A message from the Chiarperson
1979 – New Dehli, India. During my visit, my eyes met the realities of those suffering from the extremities of poverty. It was a sight unimaginable for those living in Japan or other developed nations. It was in that moment that I thought to myself, “I would like to help those who are underprivileged and suffering from poverty”.
In 1998, I returned to India to Kolkata (previously: Calcutta) and was able to meet Mother Teresa and volunteer at a hospice that she had established, “Kalighat, the Home of the Pure Heart”. Through my experience of taking care of individuals suffering from poverty and those facing death, I began to think: “One day, like Mother Teresa, I would like to establish a humanitarian aid organisation helping the poor in need.”
In December, 2012, in Dhaka, the capital city of Bangladesh, I was privileged to meet Nobel Peace Prize recipient, Muhammad Yunus, who pioneered the concepts of microfinance, contributing greatly towards the eradication of world poverty. At this meeting, he educated me with important words: “Microfinance is not enough to eradicate poverty. The next important thing is education”. As such, the concept of “education” is the guiding principle of the WSO’s aid scheme.
The WSO gives underprivileged children from the world’s poorest nations the opportunity to receive vocational training, thereby leading them towards overcoming poverty through financial independence.
By having our headquarters in the multicultural city of Sydney, we hear the first-hand experiences of migrants from the poorest developing nations. Moreover, I intend to formulate connections with various non-profit organisations in both Japan and Australia. Through the humanitarian and development aid of the WSO, I also believe that this will further the bond between Japan, Australia and developing nations.
Through my work in the WSO, I hope to embark on the steps necessary to free children from cycles of poverty worldwide.
Profile: Masahito Yamaguchi
After spending six years at the Paris branch of Takashimaya, Masahito Yamaguchi migrated to Australia in 1984. Attaining a Master of Business Administration at the University of New South Wales, he worked at an Anglo-Australian investment bank as an Associate Director.
In 1988, Yamaguchi established the “Nihon Brain Centre Australia”, a company specialising in visa consulting, as well as providing personnel services, student exchange and translation.

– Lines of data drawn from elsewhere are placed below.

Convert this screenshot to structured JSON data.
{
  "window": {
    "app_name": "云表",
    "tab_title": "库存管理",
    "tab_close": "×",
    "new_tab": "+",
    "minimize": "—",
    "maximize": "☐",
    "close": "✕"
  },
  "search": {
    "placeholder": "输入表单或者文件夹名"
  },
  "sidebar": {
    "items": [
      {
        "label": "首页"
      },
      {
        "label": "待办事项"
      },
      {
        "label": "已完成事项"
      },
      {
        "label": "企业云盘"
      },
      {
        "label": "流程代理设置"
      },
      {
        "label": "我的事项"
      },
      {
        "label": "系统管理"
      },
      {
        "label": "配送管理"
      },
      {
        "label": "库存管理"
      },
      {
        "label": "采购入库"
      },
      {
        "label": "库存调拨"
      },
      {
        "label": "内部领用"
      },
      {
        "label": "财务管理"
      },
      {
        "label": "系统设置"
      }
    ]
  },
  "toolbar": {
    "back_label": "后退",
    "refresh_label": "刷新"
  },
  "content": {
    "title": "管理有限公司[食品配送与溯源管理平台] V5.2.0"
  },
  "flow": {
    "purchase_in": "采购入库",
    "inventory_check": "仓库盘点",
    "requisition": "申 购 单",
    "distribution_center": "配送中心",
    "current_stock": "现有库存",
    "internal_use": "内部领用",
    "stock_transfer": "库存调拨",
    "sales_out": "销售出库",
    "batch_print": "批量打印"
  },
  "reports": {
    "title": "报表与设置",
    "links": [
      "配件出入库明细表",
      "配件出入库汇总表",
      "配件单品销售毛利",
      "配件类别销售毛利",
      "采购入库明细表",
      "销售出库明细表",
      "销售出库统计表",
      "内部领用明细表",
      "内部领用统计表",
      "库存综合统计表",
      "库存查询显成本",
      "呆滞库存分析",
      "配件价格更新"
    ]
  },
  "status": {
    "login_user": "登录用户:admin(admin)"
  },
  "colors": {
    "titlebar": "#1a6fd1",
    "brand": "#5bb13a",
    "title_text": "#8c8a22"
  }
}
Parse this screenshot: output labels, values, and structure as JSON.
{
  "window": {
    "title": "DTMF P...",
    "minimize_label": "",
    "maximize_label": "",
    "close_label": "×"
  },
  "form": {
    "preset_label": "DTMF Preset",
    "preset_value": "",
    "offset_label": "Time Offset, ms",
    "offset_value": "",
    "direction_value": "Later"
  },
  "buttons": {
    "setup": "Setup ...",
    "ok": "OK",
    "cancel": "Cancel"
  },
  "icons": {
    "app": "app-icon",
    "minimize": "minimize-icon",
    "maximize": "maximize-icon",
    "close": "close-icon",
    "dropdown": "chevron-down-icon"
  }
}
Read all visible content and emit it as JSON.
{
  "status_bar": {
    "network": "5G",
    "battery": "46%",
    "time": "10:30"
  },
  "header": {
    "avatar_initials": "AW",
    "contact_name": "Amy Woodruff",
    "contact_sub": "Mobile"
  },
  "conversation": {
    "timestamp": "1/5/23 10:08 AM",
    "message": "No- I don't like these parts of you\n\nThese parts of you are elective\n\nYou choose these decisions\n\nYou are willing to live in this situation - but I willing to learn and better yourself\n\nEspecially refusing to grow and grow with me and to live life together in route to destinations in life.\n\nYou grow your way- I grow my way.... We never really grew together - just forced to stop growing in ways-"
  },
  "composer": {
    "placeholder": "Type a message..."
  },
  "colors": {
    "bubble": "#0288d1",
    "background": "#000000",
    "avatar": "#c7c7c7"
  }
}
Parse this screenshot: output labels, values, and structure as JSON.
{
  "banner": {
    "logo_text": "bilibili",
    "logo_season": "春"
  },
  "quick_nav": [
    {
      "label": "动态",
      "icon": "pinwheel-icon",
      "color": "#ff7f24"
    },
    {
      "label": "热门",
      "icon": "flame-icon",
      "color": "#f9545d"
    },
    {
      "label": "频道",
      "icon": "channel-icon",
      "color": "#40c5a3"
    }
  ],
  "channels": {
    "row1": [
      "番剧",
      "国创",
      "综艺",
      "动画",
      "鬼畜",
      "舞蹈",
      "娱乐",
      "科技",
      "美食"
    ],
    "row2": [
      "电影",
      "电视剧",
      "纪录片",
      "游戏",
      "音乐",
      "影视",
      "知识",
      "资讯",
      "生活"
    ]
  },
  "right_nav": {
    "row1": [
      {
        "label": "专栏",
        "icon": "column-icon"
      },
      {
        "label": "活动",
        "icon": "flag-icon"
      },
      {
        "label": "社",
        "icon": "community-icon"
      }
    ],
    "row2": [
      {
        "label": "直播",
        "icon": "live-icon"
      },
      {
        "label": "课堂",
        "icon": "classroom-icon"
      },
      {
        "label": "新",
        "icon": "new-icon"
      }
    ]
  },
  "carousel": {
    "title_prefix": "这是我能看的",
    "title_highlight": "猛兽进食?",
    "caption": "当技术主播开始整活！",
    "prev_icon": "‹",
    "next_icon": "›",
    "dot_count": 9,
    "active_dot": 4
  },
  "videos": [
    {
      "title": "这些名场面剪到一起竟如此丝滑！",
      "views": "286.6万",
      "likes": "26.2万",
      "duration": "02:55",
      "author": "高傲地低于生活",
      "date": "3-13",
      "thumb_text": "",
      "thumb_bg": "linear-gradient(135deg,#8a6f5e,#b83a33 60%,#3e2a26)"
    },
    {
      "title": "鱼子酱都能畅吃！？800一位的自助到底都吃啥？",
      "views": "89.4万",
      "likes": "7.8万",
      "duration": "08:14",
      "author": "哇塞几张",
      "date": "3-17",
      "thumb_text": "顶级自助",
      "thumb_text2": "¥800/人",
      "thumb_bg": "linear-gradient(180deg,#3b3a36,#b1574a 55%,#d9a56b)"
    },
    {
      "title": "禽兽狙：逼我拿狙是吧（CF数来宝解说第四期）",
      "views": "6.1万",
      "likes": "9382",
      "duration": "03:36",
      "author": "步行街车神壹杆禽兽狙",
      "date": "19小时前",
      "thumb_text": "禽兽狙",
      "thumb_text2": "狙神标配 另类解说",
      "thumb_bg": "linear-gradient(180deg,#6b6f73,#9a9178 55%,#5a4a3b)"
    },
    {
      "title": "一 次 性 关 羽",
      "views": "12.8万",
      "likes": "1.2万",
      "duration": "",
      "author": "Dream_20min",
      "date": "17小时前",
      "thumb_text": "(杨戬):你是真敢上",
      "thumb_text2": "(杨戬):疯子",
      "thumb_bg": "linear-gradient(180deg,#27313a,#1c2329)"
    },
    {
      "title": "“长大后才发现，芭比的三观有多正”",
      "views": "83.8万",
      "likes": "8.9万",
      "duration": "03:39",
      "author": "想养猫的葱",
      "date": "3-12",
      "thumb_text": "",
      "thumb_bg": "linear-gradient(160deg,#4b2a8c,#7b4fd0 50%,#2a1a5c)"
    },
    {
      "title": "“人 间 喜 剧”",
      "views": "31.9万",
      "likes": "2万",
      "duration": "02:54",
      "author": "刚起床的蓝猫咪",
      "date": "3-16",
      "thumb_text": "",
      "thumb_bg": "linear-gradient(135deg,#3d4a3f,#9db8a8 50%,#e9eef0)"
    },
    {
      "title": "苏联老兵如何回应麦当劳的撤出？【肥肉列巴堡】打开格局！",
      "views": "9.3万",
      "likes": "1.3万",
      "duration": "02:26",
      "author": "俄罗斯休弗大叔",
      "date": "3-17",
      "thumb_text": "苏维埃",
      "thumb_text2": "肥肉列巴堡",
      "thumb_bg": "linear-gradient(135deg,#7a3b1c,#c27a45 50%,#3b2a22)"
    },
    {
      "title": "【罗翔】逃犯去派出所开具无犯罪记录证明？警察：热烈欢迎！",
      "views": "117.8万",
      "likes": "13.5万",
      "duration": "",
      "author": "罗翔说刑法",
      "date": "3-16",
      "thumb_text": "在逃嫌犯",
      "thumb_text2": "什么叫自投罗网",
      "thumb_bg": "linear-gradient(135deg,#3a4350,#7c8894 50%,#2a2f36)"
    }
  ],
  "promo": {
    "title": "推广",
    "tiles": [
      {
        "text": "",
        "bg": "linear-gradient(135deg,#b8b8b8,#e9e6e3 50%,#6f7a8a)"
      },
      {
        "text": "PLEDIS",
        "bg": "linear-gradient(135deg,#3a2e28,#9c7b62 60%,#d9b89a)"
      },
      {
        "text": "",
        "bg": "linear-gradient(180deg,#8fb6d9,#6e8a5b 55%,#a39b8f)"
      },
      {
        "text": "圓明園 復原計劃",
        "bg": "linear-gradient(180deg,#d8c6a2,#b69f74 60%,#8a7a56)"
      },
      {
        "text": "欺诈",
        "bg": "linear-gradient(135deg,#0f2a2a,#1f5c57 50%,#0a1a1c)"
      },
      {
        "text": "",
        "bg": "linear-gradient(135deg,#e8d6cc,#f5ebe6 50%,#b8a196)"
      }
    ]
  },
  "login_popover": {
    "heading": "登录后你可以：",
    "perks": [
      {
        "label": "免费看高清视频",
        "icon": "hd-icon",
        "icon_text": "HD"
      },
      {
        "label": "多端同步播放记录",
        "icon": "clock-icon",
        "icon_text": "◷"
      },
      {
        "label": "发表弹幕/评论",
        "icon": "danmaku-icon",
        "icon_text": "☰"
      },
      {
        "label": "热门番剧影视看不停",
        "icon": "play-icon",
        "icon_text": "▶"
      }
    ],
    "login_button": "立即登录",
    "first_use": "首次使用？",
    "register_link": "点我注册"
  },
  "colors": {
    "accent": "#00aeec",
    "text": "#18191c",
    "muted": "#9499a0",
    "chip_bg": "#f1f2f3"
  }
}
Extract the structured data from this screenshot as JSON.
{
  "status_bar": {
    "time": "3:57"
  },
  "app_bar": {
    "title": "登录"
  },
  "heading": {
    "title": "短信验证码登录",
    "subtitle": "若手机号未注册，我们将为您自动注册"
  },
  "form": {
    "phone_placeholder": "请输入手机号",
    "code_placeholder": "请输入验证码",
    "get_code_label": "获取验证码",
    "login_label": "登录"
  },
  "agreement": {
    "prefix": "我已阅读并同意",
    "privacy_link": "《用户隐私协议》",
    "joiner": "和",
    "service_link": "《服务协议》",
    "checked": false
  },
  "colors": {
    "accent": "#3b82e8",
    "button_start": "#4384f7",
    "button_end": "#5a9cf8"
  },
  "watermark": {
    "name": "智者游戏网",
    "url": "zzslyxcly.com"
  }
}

He has also previously worked as the Deputy President of the Japan Club of Sydney, the largest Japanese Society in Australia. From September, 2014, Yamaguchi will be a part-time lecturer at the Maebashi Kyoai Gakuen College.